The European Commission is looking at why construction of municipal buildings it funded in two Serbian communities is months overdue amid a legal dispute between the contractor and sub-contractor.
“The case does not involve the EU office in Kosovo, but we are reviewing the case with our contractor to avoid further complications that would cause delays in the completion of the municipality buildings,” the European Commission office in Kosovo said in a written statement.
Gracanica’s new facilities were supposed to be ready in October last year, while those in Klokot should have been completed by June 1, 2012.
The municipalities of Gracanica and Klokot were established in 2010 as part of a decentralisation process aimed at strengthening local governance in minority communities in Kosovo.
Officials in both communities told Prishtina Insight that the municipalities are now having to pay thousands of euro per month to rent office space.
“We pay 4,600 euro rent a month for two facilities,” said Nada Brkljac, head of urban planning in Gracanica. “This is a big sum, so it’s important for construction to finish and for the facility to be ready for work.”
A 2010 European Commission project worth just under 7 million euro is funding construction of municipal buildings in Gracanica, Klokot and several other towns.
Sasa Sacic, representative of Zagorje Tehnobeton, the Croatian company which won the contract for the project, declined to comment to Prishtina Insight and directed inquiries to company headquarters in Zagreb.
The company did not respond to inquiries about the projects in Gracanica and Klokot.

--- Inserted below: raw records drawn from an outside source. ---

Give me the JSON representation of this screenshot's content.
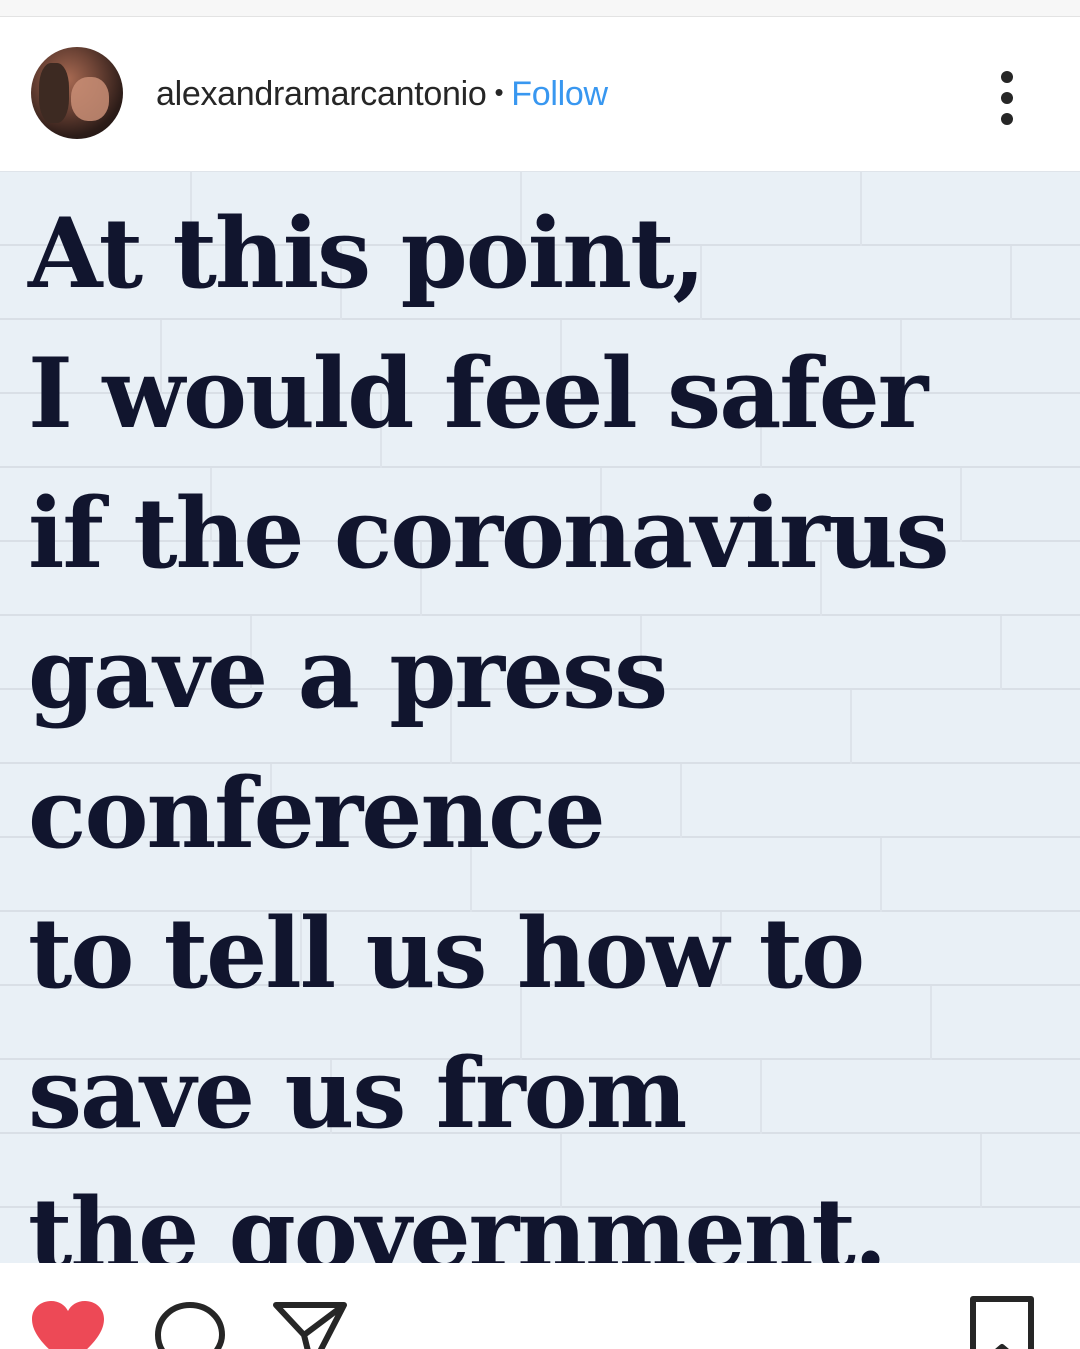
{
  "post": {
    "username": "alexandramarcantonio",
    "separator": "•",
    "follow_label": "Follow",
    "image_lines": [
      "At this point,",
      "I would feel safer",
      "if the coronavirus",
      "gave a press",
      "conference",
      "to tell us how to",
      "save us from",
      "the government."
    ]
  },
  "icons": {
    "more": "more-options-icon",
    "like": "heart-icon",
    "comment": "comment-icon",
    "share": "share-icon",
    "save": "bookmark-icon"
  },
  "colors": {
    "accent": "#3897f0",
    "liked": "#ed4956",
    "text": "#262626",
    "meme_text": "#11152e",
    "meme_background": "#e9f0f6"
  },
  "state": {
    "liked": true
  }
}
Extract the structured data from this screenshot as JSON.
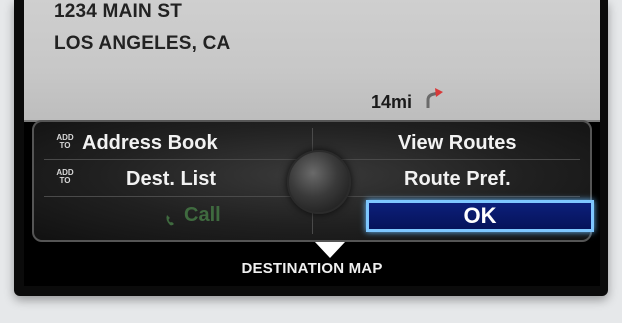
{
  "address": {
    "line1": "1234 MAIN ST",
    "line2": "LOS ANGELES, CA"
  },
  "distance": "14mi",
  "menu": {
    "address_book": {
      "label": "Address Book",
      "addto": [
        "ADD",
        "TO"
      ]
    },
    "dest_list": {
      "label": "Dest. List",
      "addto": [
        "ADD",
        "TO"
      ]
    },
    "call": {
      "label": "Call"
    },
    "view_routes": {
      "label": "View Routes"
    },
    "route_pref": {
      "label": "Route Pref."
    },
    "ok": {
      "label": "OK"
    }
  },
  "footer": {
    "label": "DESTINATION MAP"
  },
  "icons": {
    "distance": "route-arrow-icon",
    "call": "phone-icon",
    "scroll": "down-arrow-icon",
    "knob": "interface-knob-icon"
  },
  "colors": {
    "ok_border": "#7ec7ff",
    "ok_fill": "#0c1f7a",
    "call_disabled": "#3f6a3f"
  }
}
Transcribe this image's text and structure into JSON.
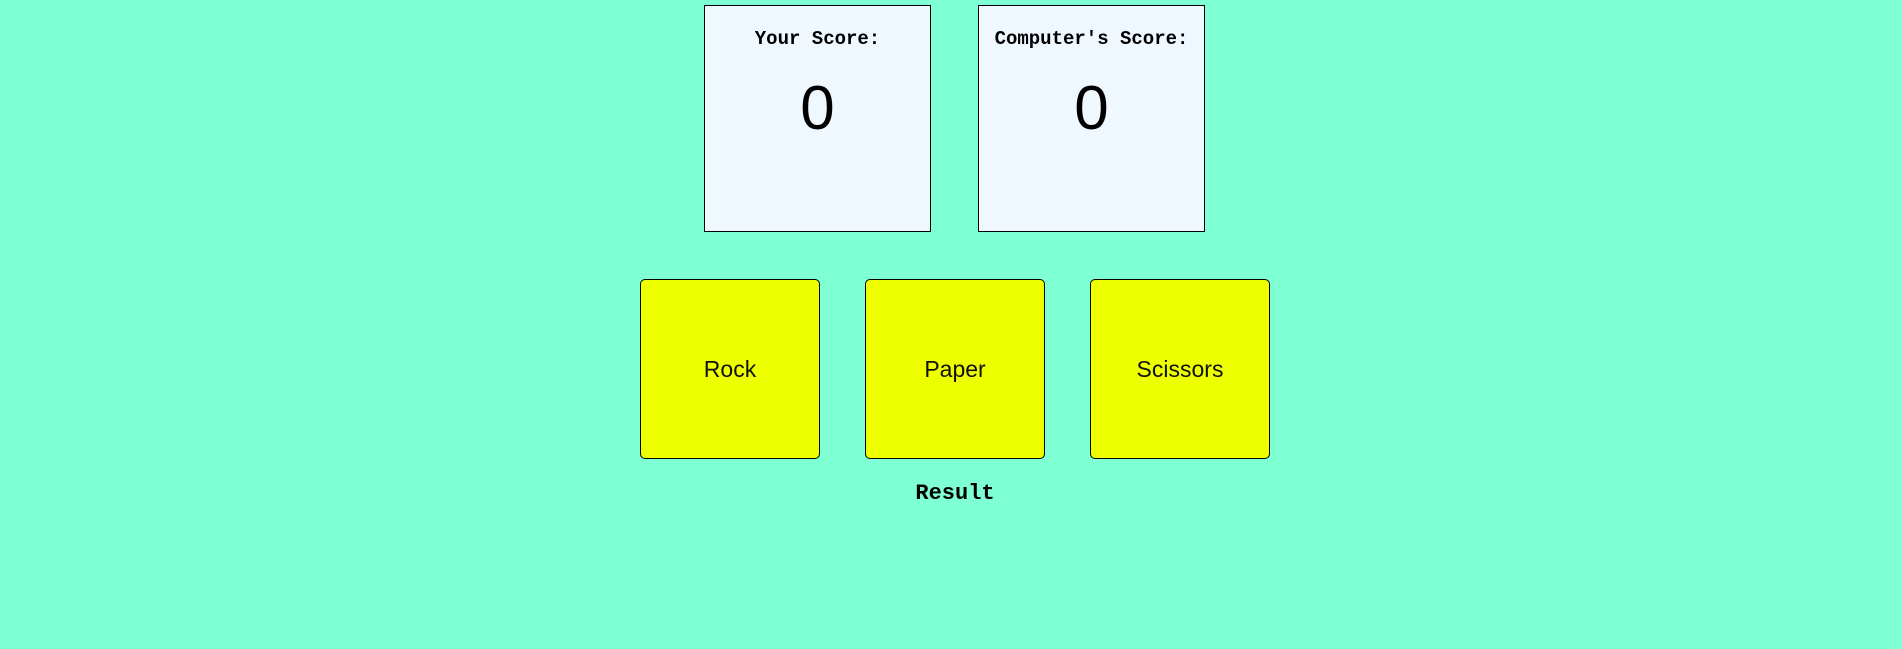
{
  "colors": {
    "background": "#7fffd4",
    "score_card": "#f0f8ff",
    "button": "#eeff00"
  },
  "scoreboard": {
    "player": {
      "label": "Your Score:",
      "value": "0"
    },
    "computer": {
      "label": "Computer's Score:",
      "value": "0"
    }
  },
  "choices": {
    "rock": "Rock",
    "paper": "Paper",
    "scissors": "Scissors"
  },
  "result": "Result"
}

Zagorje Tehnobeton’s lawyer in Kosovo, Iljaz Ramajli, declined to comment.
Officials from both municipalities said the company was blaming the delays on problems with its subcontractors.

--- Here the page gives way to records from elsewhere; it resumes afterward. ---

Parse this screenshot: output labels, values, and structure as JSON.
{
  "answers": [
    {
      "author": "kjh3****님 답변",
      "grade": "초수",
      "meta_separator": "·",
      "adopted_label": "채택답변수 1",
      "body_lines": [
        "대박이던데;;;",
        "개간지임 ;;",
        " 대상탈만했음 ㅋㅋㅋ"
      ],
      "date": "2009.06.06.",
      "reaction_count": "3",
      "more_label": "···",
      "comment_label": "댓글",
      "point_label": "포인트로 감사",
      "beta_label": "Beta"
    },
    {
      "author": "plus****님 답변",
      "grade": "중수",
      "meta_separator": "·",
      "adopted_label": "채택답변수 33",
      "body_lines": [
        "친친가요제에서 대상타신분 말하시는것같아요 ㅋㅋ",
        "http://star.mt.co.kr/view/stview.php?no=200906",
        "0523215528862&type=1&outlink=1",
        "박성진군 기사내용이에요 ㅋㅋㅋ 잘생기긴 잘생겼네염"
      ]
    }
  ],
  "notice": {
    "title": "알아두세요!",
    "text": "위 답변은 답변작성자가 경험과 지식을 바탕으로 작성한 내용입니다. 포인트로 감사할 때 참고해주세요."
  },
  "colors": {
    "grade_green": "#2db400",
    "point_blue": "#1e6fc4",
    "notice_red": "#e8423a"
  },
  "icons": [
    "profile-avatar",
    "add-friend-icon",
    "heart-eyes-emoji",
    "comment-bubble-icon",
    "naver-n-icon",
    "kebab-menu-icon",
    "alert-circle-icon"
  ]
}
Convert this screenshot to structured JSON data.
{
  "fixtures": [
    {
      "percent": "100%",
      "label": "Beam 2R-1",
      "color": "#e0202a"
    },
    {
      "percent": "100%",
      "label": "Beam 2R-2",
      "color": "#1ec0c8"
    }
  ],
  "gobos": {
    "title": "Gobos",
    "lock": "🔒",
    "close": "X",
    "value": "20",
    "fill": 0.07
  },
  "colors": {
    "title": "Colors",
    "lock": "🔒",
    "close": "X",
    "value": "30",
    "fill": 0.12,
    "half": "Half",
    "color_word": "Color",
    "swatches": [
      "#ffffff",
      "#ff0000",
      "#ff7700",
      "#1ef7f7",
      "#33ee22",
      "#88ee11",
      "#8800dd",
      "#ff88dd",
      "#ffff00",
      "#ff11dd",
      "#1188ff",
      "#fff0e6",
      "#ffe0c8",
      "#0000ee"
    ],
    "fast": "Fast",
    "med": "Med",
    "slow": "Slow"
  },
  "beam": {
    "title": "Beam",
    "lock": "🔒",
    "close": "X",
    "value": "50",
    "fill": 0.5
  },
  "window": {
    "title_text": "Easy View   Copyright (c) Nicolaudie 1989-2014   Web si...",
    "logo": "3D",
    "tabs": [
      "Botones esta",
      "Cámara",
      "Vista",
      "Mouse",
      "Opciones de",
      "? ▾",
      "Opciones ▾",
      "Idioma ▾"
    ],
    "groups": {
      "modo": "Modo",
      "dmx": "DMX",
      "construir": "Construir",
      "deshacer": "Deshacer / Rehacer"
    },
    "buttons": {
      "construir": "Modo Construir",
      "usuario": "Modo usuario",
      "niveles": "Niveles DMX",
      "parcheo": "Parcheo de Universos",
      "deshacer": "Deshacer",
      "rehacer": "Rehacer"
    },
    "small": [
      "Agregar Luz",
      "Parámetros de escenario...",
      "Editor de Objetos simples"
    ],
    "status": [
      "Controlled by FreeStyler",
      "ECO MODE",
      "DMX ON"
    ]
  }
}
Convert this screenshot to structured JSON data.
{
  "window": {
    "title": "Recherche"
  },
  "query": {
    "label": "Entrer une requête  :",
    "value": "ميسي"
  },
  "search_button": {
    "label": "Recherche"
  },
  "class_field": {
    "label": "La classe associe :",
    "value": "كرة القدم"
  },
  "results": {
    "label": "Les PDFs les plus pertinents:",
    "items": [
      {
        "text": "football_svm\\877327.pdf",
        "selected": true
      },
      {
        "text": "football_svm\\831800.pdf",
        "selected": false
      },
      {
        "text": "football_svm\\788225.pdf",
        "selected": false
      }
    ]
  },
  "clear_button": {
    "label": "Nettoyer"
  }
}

A Kosovo-based subcontractor, Euro-Ing, is suing Zagorje Tehnobeton, and two other Croatian firms, for 664,342 euro.
The company alleges that it completed construction work for which it was never paid, including work in Gracanica and Klokot. The case is currently before the Economic Court of the District of Prishtina.
In two high-profile war crimes trials currently ongoing in Pristina, a series of witnesses have retracted previous statements alleging abuse at Kosovo Liberation Army detention centres.